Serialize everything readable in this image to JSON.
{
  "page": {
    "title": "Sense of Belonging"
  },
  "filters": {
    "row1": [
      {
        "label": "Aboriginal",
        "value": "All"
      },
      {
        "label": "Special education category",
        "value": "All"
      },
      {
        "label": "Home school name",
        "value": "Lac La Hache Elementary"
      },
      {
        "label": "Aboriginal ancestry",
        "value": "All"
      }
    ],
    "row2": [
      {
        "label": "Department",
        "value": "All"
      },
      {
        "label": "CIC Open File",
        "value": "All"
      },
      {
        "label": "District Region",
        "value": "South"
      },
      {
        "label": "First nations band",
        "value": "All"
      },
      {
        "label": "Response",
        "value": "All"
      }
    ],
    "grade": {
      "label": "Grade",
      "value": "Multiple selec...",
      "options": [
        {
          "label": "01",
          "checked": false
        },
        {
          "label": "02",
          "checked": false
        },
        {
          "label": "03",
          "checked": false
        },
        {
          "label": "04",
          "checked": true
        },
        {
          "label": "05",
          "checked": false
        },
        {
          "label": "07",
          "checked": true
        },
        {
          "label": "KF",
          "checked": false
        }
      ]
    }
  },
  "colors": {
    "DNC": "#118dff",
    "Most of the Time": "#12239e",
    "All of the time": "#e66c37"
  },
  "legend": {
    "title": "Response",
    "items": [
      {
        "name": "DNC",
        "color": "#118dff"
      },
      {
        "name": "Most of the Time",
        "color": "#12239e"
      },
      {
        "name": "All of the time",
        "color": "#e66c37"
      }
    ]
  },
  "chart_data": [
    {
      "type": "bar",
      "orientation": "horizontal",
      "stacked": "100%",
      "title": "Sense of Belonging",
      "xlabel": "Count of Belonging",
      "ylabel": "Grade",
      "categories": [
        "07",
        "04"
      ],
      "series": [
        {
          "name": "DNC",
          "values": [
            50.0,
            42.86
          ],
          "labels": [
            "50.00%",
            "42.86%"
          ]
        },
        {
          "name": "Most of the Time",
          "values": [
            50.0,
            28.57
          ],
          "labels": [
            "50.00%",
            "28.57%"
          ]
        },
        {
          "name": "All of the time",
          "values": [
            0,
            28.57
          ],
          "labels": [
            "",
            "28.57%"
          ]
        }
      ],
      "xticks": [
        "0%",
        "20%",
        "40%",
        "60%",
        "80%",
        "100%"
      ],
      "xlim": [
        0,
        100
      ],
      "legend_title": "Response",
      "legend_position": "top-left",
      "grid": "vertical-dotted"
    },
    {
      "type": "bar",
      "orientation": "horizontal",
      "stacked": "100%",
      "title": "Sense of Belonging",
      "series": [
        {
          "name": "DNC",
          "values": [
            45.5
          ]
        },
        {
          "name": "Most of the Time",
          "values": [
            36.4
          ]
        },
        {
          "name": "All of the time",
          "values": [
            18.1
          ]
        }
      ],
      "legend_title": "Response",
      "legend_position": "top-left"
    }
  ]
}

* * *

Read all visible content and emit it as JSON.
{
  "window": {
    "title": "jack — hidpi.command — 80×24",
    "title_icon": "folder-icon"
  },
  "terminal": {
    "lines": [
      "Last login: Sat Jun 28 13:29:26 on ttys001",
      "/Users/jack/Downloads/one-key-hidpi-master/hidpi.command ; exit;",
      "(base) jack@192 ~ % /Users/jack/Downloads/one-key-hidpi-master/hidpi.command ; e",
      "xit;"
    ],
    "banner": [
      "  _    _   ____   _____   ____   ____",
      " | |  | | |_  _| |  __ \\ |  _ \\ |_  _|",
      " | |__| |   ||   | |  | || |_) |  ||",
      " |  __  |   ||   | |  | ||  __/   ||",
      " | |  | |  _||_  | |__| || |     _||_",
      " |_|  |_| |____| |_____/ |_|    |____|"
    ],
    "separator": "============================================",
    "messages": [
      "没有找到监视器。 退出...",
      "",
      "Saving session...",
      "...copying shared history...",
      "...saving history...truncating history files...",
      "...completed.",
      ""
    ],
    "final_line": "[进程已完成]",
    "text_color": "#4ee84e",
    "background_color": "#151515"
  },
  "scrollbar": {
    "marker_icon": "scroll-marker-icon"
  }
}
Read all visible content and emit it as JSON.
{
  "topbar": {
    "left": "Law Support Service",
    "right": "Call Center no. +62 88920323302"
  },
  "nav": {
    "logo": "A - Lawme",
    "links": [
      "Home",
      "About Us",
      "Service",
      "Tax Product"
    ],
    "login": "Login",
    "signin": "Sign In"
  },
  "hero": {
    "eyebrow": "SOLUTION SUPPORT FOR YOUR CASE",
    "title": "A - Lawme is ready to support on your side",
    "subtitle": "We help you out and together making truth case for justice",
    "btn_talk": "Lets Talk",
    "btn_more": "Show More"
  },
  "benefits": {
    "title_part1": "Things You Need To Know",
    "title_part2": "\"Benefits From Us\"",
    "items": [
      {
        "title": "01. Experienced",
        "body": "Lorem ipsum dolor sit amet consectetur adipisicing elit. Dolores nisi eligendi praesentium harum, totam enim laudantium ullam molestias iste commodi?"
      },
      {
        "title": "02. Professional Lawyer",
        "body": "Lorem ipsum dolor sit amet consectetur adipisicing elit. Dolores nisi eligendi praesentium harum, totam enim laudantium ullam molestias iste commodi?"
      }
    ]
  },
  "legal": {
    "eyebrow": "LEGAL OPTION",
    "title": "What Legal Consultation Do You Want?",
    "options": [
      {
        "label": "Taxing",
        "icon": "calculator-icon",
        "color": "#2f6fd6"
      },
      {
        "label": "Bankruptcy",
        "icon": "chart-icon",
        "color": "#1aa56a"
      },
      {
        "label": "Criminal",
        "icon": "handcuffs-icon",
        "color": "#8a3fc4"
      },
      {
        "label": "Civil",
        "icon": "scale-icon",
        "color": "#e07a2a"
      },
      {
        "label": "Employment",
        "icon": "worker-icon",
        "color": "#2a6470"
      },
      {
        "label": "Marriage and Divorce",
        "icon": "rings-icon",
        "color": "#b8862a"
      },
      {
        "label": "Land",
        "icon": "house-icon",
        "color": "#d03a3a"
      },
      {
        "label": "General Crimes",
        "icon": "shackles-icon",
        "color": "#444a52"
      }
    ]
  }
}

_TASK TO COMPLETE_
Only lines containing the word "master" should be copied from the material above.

_ANSWER TO THE PROBLEM_
      "/Users/jack/Downloads/one-key-hidpi-master/hidpi.command ; exit;",
      "(base) jack@192 ~ % /Users/jack/Downloads/one-key-hidpi-master/hidpi.command ; e",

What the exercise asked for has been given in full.